--- Study material Enclosed Below ---

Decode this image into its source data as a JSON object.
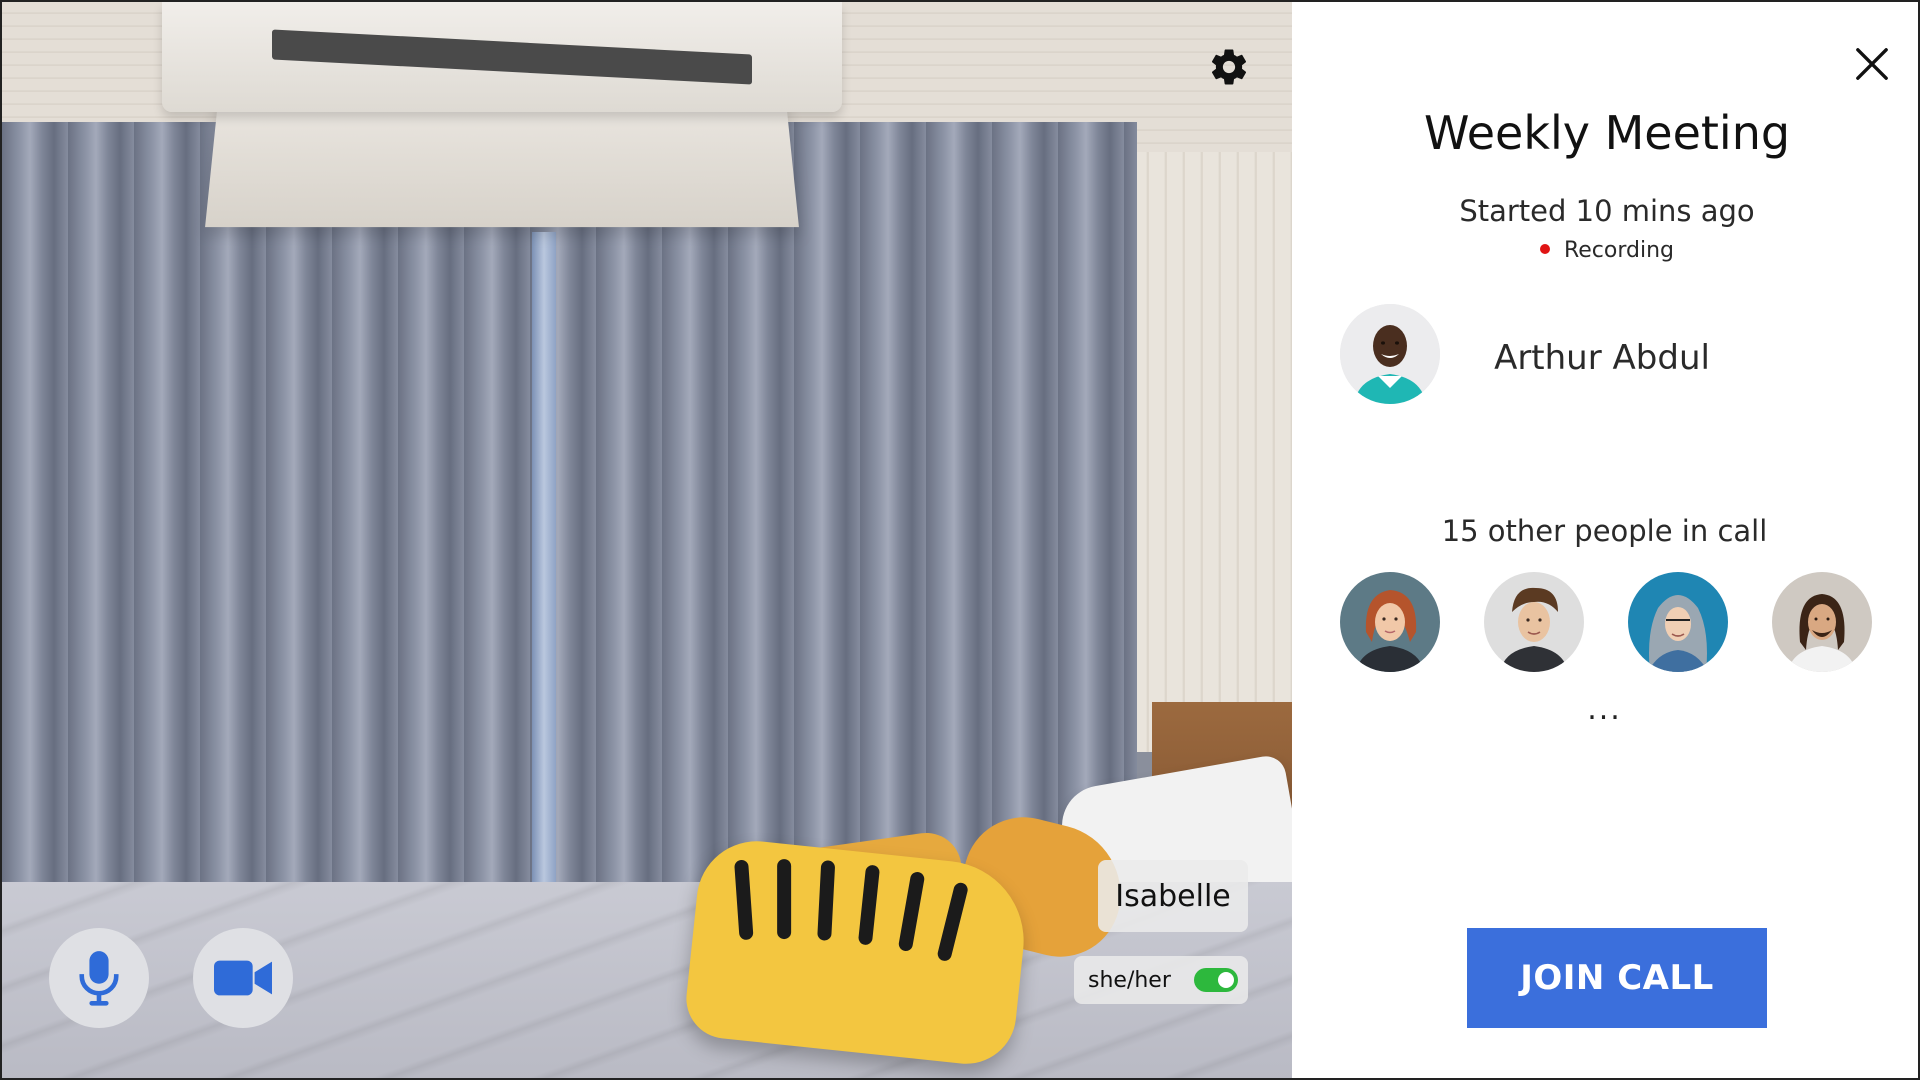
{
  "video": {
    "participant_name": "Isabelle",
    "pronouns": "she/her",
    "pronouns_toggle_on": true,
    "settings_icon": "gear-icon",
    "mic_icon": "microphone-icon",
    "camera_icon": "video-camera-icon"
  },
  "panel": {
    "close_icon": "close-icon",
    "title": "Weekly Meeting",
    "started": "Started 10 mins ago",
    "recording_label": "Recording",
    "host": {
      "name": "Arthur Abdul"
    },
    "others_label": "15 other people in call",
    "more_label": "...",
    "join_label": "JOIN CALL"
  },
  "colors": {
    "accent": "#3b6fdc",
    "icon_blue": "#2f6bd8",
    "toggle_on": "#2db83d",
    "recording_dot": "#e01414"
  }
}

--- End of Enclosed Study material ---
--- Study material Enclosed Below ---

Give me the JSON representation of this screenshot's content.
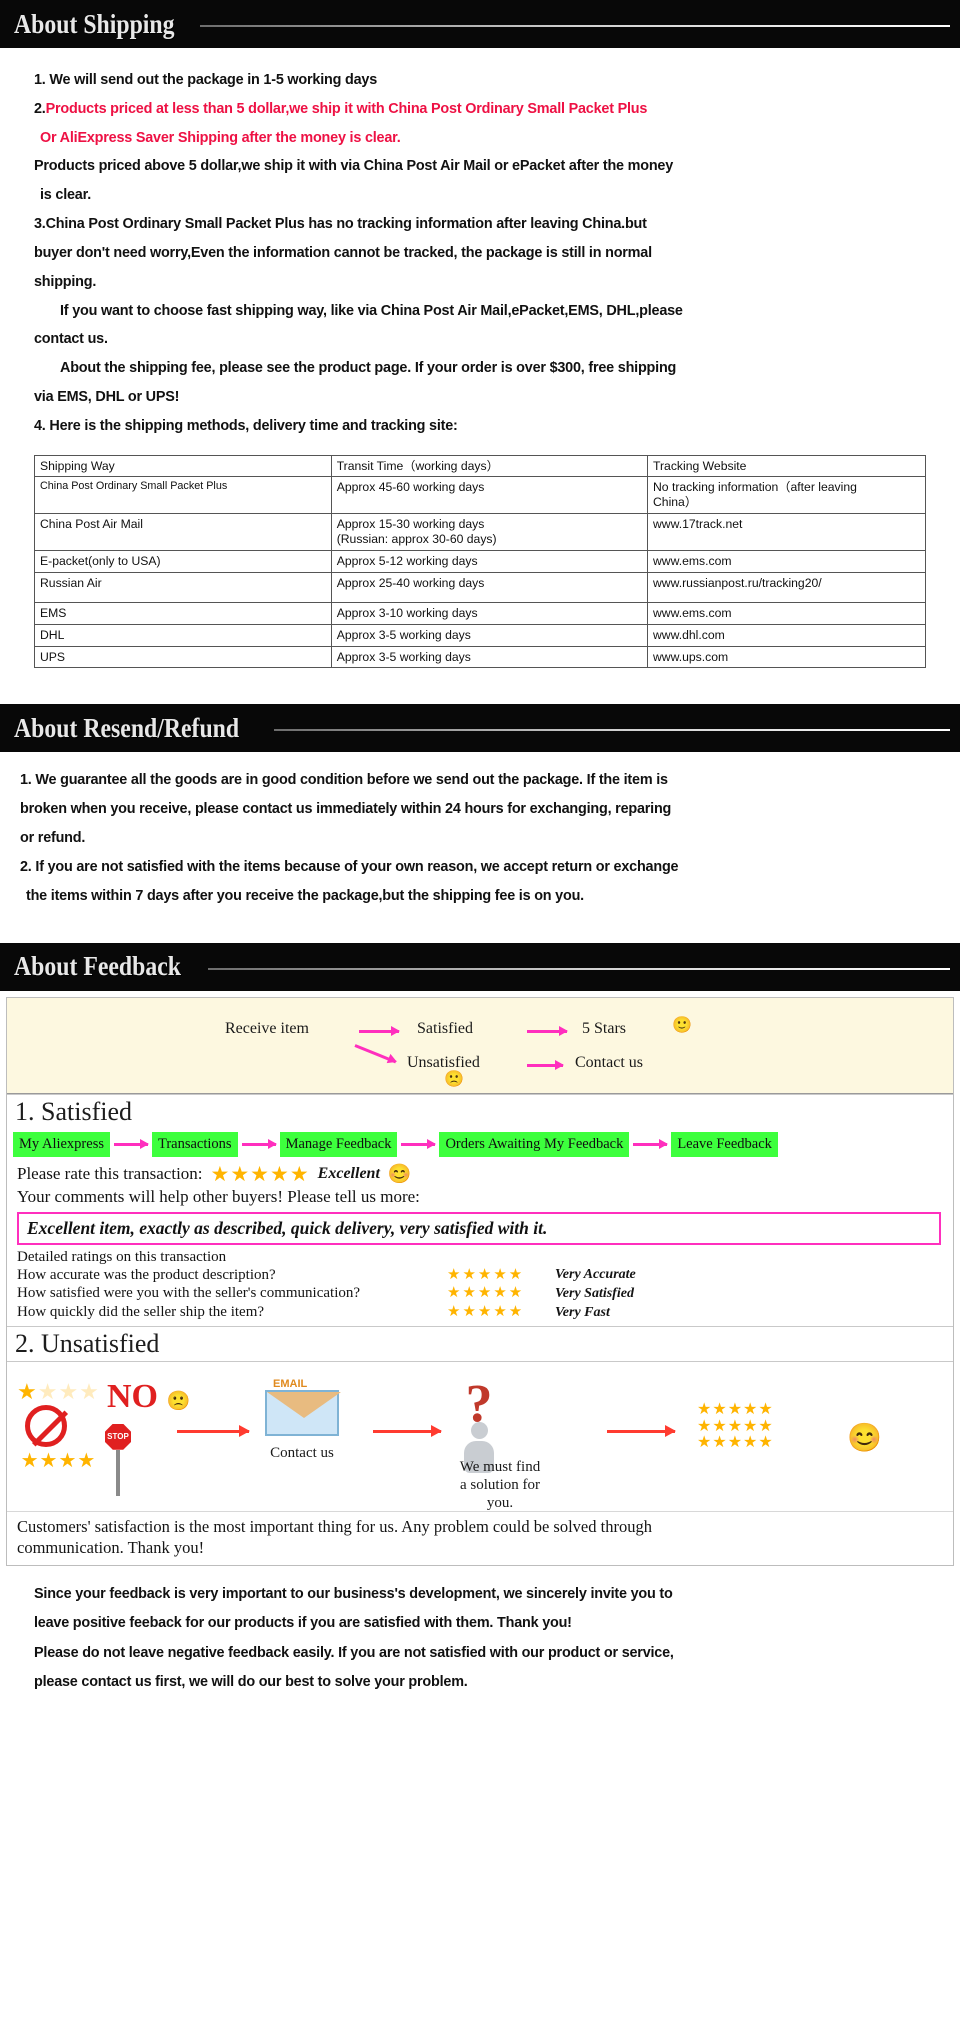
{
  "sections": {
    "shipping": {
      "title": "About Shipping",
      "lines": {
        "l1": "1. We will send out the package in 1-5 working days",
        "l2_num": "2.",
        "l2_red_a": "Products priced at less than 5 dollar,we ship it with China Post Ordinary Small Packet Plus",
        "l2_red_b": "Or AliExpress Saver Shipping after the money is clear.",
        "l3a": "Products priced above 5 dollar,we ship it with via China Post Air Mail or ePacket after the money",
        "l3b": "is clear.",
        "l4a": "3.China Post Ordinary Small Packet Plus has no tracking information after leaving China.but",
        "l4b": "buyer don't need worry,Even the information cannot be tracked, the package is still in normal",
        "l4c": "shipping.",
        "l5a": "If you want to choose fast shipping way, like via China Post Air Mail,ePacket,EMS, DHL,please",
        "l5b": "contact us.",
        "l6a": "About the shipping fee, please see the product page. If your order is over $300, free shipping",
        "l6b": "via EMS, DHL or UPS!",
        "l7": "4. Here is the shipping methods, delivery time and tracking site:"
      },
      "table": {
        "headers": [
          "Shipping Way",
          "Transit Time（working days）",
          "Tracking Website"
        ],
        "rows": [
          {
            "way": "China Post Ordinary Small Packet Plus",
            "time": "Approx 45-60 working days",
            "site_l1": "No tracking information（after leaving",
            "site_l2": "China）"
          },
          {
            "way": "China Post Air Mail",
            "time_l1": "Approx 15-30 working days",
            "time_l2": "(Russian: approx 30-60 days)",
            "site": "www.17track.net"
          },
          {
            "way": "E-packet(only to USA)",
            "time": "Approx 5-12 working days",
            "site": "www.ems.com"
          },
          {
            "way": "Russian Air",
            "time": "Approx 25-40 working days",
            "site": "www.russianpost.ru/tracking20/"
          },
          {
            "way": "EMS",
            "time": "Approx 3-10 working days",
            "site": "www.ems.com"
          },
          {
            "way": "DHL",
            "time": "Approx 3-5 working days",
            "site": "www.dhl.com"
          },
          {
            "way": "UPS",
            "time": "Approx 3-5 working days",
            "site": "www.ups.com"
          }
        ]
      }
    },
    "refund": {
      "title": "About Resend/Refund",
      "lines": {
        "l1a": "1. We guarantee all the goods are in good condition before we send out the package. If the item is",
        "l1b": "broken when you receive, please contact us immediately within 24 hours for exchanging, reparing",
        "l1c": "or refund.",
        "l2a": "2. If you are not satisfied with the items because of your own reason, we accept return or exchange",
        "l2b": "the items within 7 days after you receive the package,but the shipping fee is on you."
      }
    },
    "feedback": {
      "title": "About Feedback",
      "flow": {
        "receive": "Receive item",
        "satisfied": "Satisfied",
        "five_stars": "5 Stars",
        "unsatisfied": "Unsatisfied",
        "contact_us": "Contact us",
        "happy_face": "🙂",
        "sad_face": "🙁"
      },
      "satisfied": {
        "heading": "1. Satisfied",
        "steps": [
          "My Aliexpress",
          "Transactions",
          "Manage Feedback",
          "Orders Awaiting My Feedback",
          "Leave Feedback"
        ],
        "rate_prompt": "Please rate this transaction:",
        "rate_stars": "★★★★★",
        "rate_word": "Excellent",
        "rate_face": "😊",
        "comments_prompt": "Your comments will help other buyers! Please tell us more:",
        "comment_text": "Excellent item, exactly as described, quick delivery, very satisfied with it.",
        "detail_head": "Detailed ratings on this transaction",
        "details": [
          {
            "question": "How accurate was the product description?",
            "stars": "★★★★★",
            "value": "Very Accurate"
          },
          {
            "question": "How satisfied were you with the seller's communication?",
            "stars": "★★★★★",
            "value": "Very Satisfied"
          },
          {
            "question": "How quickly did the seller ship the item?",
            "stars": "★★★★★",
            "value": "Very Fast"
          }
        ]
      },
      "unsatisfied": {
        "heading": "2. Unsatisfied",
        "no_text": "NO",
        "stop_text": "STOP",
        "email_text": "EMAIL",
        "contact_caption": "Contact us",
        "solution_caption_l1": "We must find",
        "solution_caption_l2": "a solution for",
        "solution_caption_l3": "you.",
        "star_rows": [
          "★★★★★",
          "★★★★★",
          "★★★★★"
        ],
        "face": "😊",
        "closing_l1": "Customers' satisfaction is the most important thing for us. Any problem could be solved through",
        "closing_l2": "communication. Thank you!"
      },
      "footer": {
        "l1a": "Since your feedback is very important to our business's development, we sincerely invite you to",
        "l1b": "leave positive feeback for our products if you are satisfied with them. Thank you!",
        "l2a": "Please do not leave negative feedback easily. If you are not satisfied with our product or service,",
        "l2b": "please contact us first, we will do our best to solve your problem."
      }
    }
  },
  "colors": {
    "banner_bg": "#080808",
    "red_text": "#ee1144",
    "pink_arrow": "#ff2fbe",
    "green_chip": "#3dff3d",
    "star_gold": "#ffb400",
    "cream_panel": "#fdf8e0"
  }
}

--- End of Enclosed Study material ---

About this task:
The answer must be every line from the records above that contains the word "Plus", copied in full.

Task response:
        "l2_red_a": "Products priced at less than 5 dollar,we ship it with China Post Ordinary Small Packet Plus",
        "l4a": "3.China Post Ordinary Small Packet Plus has no tracking information after leaving China.but",
            "way": "China Post Ordinary Small Packet Plus",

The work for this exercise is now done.